Absolutely essential Ronan O'Gara comments on coaching players of different talents and egos
Ronan O'Gara heard the advice from Tony 'Dumper' McGahan enough times that it is indelibly marked in his consciousness.
The former Munster and Ireland outhalf is now in his fifth season as a coach and already has one Top 14 title to his credit, at Racing 92. Having initially arrived at the French club as skills and kicking coach, O'Gara stepped up to take over the defence role too. Earlier this year, he was invited to join Ireland on the American leg of their tour under Joe Schmidt.
His coaching and man management skills have earned wide praise and he has been linked with a return to Ireland, and Munster. The Cork native feels he has a lot more experience to pick up and lessons to learn yet.
On The Hard Yards, O'Gara engaged in an absolutely enthralling discussion on switching from player to coach, dealing with different egos and talents, and how McGahan's motto has proved so useful to him. Among the many topics covered were:
- Managing the training and playing load as an older player
- How Ulster have found an "absolute gem" in new head coach Jono Gibbes
- Established players taking on new roles and trying new positions to prolong their career
- Moves looking great on the training ground but all depending on winning contact - "You can't practice collisions Monday to Friday because, if you do, you're dead on the Saturday!"
On the subject of transitioning from player to coach, O'Gara said:
"The biggest challenge for me is, they respect you and what you have done but once the coaching starts it is a complete, new career. You have to educate and inform the players. A big think you have to keep in your head is what Dumper used to say - 'Never assume!' - you can never assume the other guy knows. You have to educate.
"Like if there's a scrum on the right-hand side, you don't assume that the number 11 knows where to stand because he might never have been told where to stand. If there's a midfield scrum, who's deciding if it's a 4-2 or a 3-3 defence? Five-man lineout - who takes who? As you begin to get into it, there's so much teaching."
Indeed, O'Gara remarked that if he was running plays with 17 backs, a survey after the training session would quickly tell you that different lads are taking different things from it. Distilling that message down is a huge challenge.
Indeed, as O'Gara warmed up he recalled how some players may say they understand only to prove otherwise in the heat of action while other, world-class players will approach a training day now like they did when they first broke into professional rugby.
"You get a guy like Joe Rokocoko in there and he's so humble. At times you talk to him and you feel like he's in his first year of rugby, because he has such a pleasant manner and is so respectful. And yet at times, you want to go to him, 'Joe, you're one of the best wingers in the world... just do it, y'know?!'
"But everyone needs coaching, guidance, and security and support. You have such a different array of characters, especially over here [in France] and that's why it is so interesting, and so rewarding."
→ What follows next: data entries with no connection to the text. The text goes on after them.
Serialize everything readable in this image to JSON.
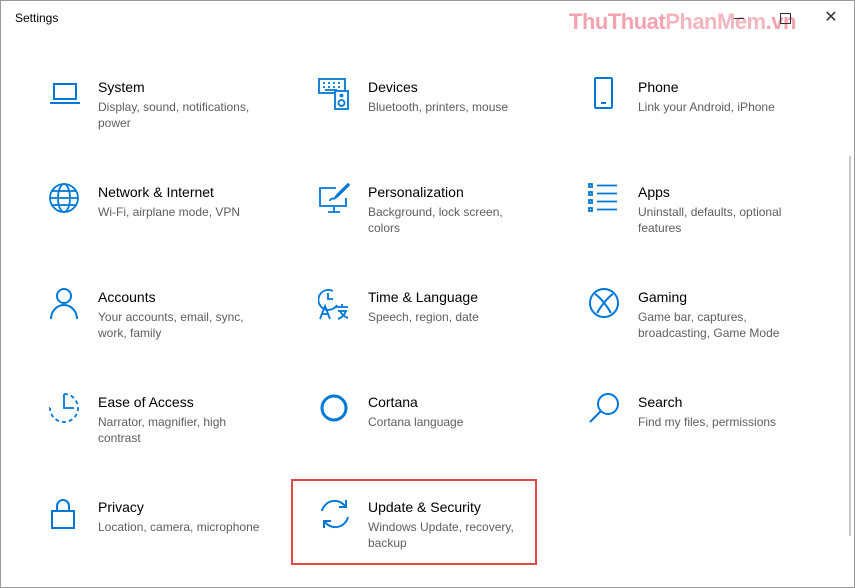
{
  "window": {
    "title": "Settings",
    "watermark_a": "ThuThuat",
    "watermark_b": "PhanMem",
    "watermark_c": ".vn"
  },
  "accent_color": "#0078d7",
  "highlight_color": "#e24b4b",
  "tiles": [
    {
      "name": "System",
      "desc": "Display, sound, notifications, power",
      "icon": "laptop-icon"
    },
    {
      "name": "Devices",
      "desc": "Bluetooth, printers, mouse",
      "icon": "keyboard-speaker-icon"
    },
    {
      "name": "Phone",
      "desc": "Link your Android, iPhone",
      "icon": "phone-icon"
    },
    {
      "name": "Network & Internet",
      "desc": "Wi-Fi, airplane mode, VPN",
      "icon": "globe-icon"
    },
    {
      "name": "Personalization",
      "desc": "Background, lock screen, colors",
      "icon": "paint-screen-icon"
    },
    {
      "name": "Apps",
      "desc": "Uninstall, defaults, optional features",
      "icon": "apps-list-icon"
    },
    {
      "name": "Accounts",
      "desc": "Your accounts, email, sync, work, family",
      "icon": "person-icon"
    },
    {
      "name": "Time & Language",
      "desc": "Speech, region, date",
      "icon": "language-icon"
    },
    {
      "name": "Gaming",
      "desc": "Game bar, captures, broadcasting, Game Mode",
      "icon": "xbox-icon"
    },
    {
      "name": "Ease of Access",
      "desc": "Narrator, magnifier, high contrast",
      "icon": "ease-of-access-icon"
    },
    {
      "name": "Cortana",
      "desc": "Cortana language",
      "icon": "cortana-icon"
    },
    {
      "name": "Search",
      "desc": "Find my files, permissions",
      "icon": "search-icon"
    },
    {
      "name": "Privacy",
      "desc": "Location, camera, microphone",
      "icon": "lock-icon"
    },
    {
      "name": "Update & Security",
      "desc": "Windows Update, recovery, backup",
      "icon": "sync-icon"
    }
  ]
}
Body language, too, is vital in driving a point home and it is an aspect of coaching that O'Gara is truly getting to grips with. The personal touch is key in getting a message across. Human nature dictates so much.
"It' not a game of robots," says O'Gara.
He's ahead of the curve already.
You can listen to the full O'Gara chat, with James Downey and Andy McGeady, from 20:00 here: